For an unbiased perspective on how Nas’s 1994 debut album Illmatic changed the rap game, don’t bother looking up the original reviews in The Source or the flood of think pieces written for the record’s celebrated 10-year anniversary. Instead, simply log onto Wikipedia.
Most albums worthy of their own Wiki page get a few paragraphs, typically the personnel involved in the recording, the performance on the charts, and the critical reception. Illmatic’s Wikipedia page has no less than 18 in-depth sections which break down the record’s themes, legacy and influence, lyricism, and intellectual response. The debut from the man born Nasir bin Olu Dara Jones isn’t just a genre classic, it’s an important cultural touchstone.
No one knows that better than Erik Parker, writer-producer of the new documentary Nas: Time is Illmatic. Along with director-producer One9, Parker takes a refreshingly different approach to breaking down Nas’s groundbreaking masterpiece. Rather than trot out an endless parade of talking celebrity heads and record executives, the filmmakers focus on the family, friends, and rappers who coloured Nas’s world view when he was growing up. Parker and One9 also devote plenty of screen time to explaining where Nas came from, namely Queensbridge, a tougher-than-leather New York City housing project in Queens.
Reached in New York, the two acknowledge that Time Is Illmatic takes a decidedly unconventional path in its quest to explain the backstory of a classic rap record.
“Me, One9, and a couple of other friends of ours were big fans of the album Illmatic,” Parker says. “We wanted to record the making of Illmatic in the way that many traditional documentaries are done—where you delve into what happens in the studio where the magic is made. But one of our first interviews was, fortunately, with Olu Dara, who happens to be Nas’s father. He had a wealth of knowledge that he let us in on, and that actually opened up the scope of the film. His interview served as a gateway into the true influences of Illmatic. We went beyond the studio-making, and found that the magic and the legacy was in the Jones family, and in the generations that came before Nas.”
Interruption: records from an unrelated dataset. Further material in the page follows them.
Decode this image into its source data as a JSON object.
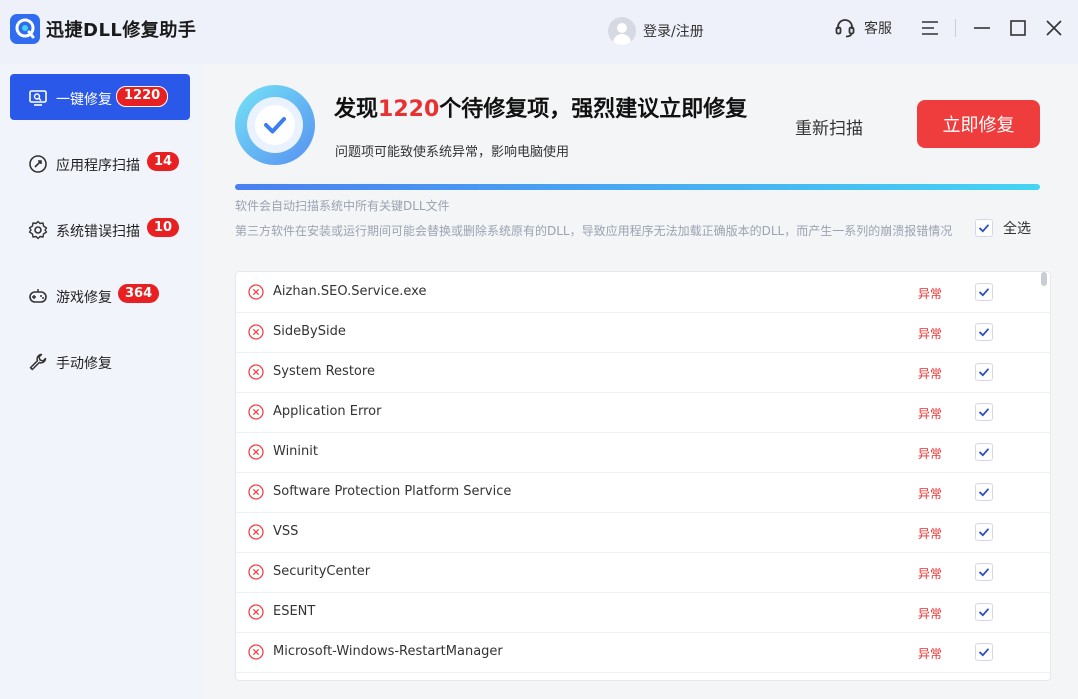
{
  "app": {
    "title": "迅捷DLL修复助手"
  },
  "titlebar": {
    "login": "登录/注册",
    "service": "客服"
  },
  "sidebar": {
    "items": [
      {
        "label": "一键修复",
        "badge": "1220",
        "icon": "monitor-icon",
        "active": true
      },
      {
        "label": "应用程序扫描",
        "badge": "14",
        "icon": "apps-icon",
        "active": false
      },
      {
        "label": "系统错误扫描",
        "badge": "10",
        "icon": "gear-icon",
        "active": false
      },
      {
        "label": "游戏修复",
        "badge": "364",
        "icon": "gamepad-icon",
        "active": false
      },
      {
        "label": "手动修复",
        "badge": "",
        "icon": "wrench-icon",
        "active": false
      }
    ]
  },
  "summary": {
    "prefix": "发现",
    "count": "1220",
    "suffix": "个待修复项，强烈建议立即修复",
    "subtitle": "问题项可能致使系统异常，影响电脑使用",
    "rescan": "重新扫描",
    "repair": "立即修复",
    "progress_percent": 100
  },
  "notes": {
    "line1": "软件会自动扫描系统中所有关键DLL文件",
    "line2": "第三方软件在安装或运行期间可能会替换或删除系统原有的DLL，导致应用程序无法加载正确版本的DLL，而产生一系列的崩溃报错情况"
  },
  "select_all": {
    "label": "全选",
    "checked": true
  },
  "list": {
    "items": [
      {
        "name": "Aizhan.SEO.Service.exe",
        "status": "异常",
        "checked": true
      },
      {
        "name": "SideBySide",
        "status": "异常",
        "checked": true
      },
      {
        "name": "System Restore",
        "status": "异常",
        "checked": true
      },
      {
        "name": "Application Error",
        "status": "异常",
        "checked": true
      },
      {
        "name": "Wininit",
        "status": "异常",
        "checked": true
      },
      {
        "name": "Software Protection Platform Service",
        "status": "异常",
        "checked": true
      },
      {
        "name": "VSS",
        "status": "异常",
        "checked": true
      },
      {
        "name": "SecurityCenter",
        "status": "异常",
        "checked": true
      },
      {
        "name": "ESENT",
        "status": "异常",
        "checked": true
      },
      {
        "name": "Microsoft-Windows-RestartManager",
        "status": "异常",
        "checked": true
      }
    ]
  },
  "colors": {
    "accent": "#2a58e8",
    "danger": "#e83232",
    "badge": "#e82021"
  }
}
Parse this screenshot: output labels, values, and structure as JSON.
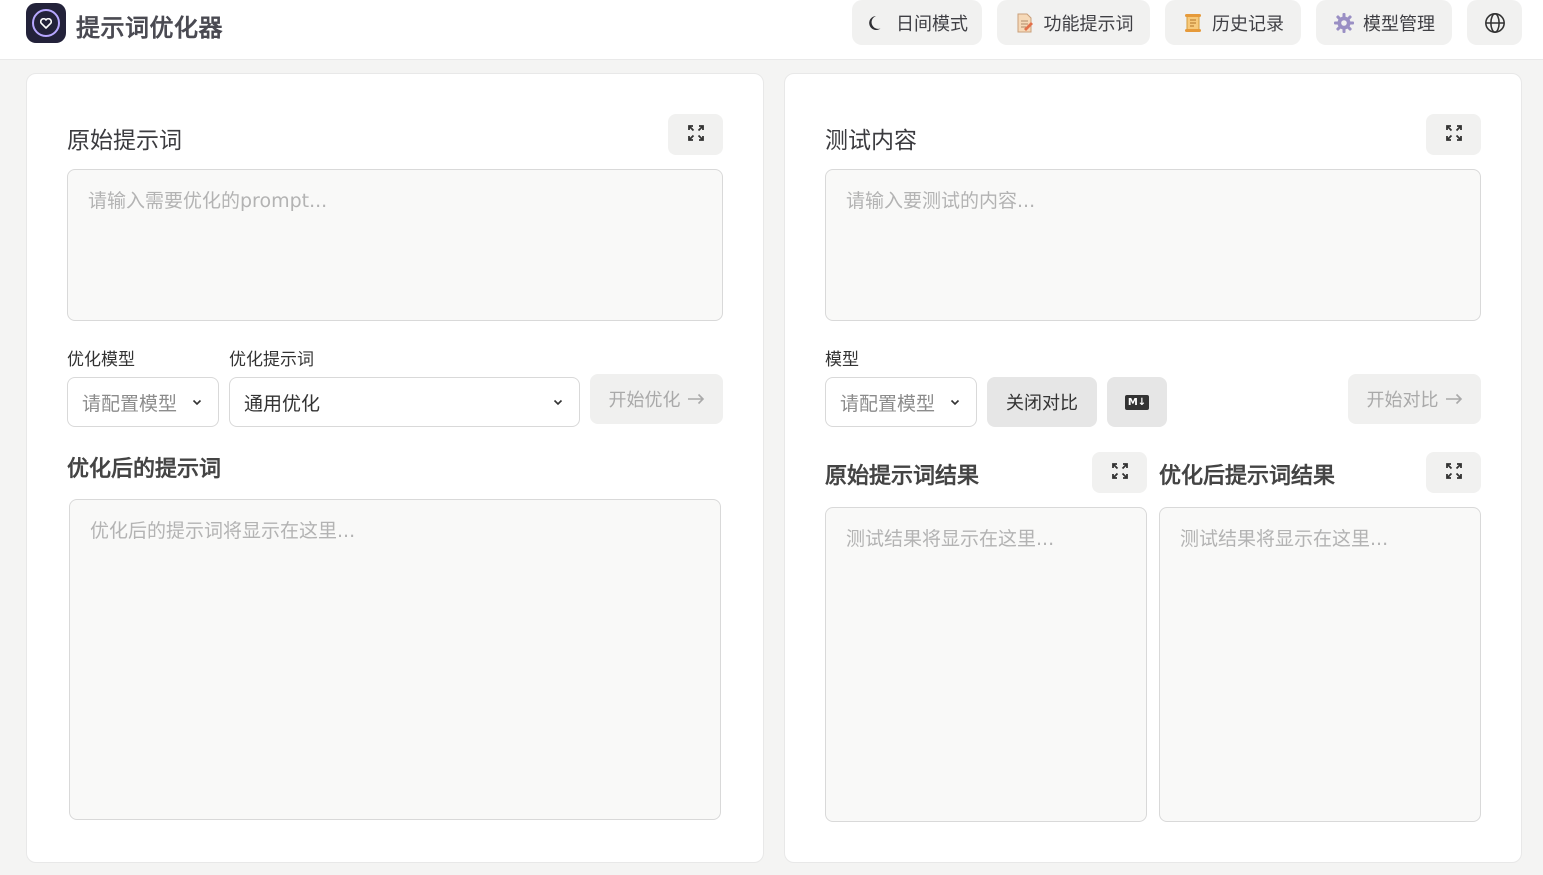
{
  "app": {
    "title": "提示词优化器",
    "logo_icon": "heart-icon"
  },
  "header": {
    "day_mode": "日间模式",
    "func_prompts": "功能提示词",
    "history": "历史记录",
    "model_manage": "模型管理",
    "icons": {
      "day_mode": "moon-icon",
      "func_prompts": "document-icon",
      "history": "scroll-icon",
      "model_manage": "gear-icon",
      "language": "globe-icon"
    }
  },
  "left": {
    "original_title": "原始提示词",
    "original_placeholder": "请输入需要优化的prompt...",
    "opt_model_label": "优化模型",
    "opt_model_value": "请配置模型",
    "opt_prompt_label": "优化提示词",
    "opt_prompt_value": "通用优化",
    "start_optimize": "开始优化",
    "optimized_title": "优化后的提示词",
    "optimized_placeholder": "优化后的提示词将显示在这里..."
  },
  "right": {
    "test_title": "测试内容",
    "test_placeholder": "请输入要测试的内容...",
    "model_label": "模型",
    "model_value": "请配置模型",
    "close_compare": "关闭对比",
    "markdown_badge": "M↓",
    "start_compare": "开始对比",
    "original_result_title": "原始提示词结果",
    "optimized_result_title": "优化后提示词结果",
    "result_placeholder": "测试结果将显示在这里..."
  },
  "colors": {
    "page_bg": "#f4f4f3",
    "card_bg": "#ffffff",
    "button_bg": "#f1f1f0",
    "logo_bg": "#23223a",
    "logo_accent": "#b7a7ff"
  }
}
Queensbridge was integral to the story. The largest of its kind in North America, the project is famous for spawning a large number of hip-hop stars, including MC Shan, Mobb Deep, Big Noyd, and Roxanne Shanté. During Nas’s childhood, it was also a neighbourhood ravaged by crack and the ’80s economic policies of former U.S. President Ronald Reagan. What Nas saw on the streets on a day-to-day basis—shootings, beatings, unemployment, drug-dealing—would provide no shortage of lyrical fodder for Illmatic. It would also give him the determination to get out and make a better life.
That desperation still resonates with the rapper today. One of Time Is Illmatic’s many incredible moments has Nas studying an old black-and-white photograph taken in the hood around the release of Illmatic. As is pointed out by Nas’s brother, known as Jungle, many of those in the 8 x 10 are either in jail or dead, rendering the rapper temporarily speechless. Getting to the point where Nas was willing to show such vulnerability took awhile.
“That scene was one of the last shoots that we did, probably the second-last,” One9 says, joining the confernce call. “One thing that people overlook in the film is that Erik did a lot of the interviews. He’s a great interviewer—he gets people comfortable to the point where they can laugh. That whole session was us showing Nas clips from the movie, and him commenting. We had his brother talking about growing up in the home, and also about the photograph. We were saving that stuff for last because it was an emotional shoot.
“We were extremely comfortable with Nas, and Nas was comfortable with us,” he continues, “ there was no one else in the room for that moment—it was just an empty studio, Erik, myself, the cameraman, and audio. It felt like we were friends talking, and that’s how we really approached this film. It only works because everyone is completely honest and raw with their answers. No one was holding anything back.”
What might made Parker and One9 happiest is that the making ofTime Is Illmatic seemed to give Nas a new perspective on his master work. Forget Wikipedia—their documentary is now the best way to get a perspective on the record’s importance.
“I imagine that Nas recognized that, on some level, he was moving the needle for music fans, primarily hip-hop fans who really understood his story,” Parker suggests. “But he was so young, I think he was just making an honest piece of art, and probably had no idea of the cultural impact of his work. I can’t imagine that he could have understood what it [Illmatic] meant to the rest of us, even today. What really helped this documentary is that me and One9 really saw a transformation from the time we first sat down with him in a restaurant to talk about the film. Our passion for the album, and that of his peers, probably started to reveal itself to him in a way that he probably didn’t fully appreciate when he was initially in the moment.”
Nas: Time Is Illmatic screens at the Rio Theatre, October 3 (9:30 p.m.)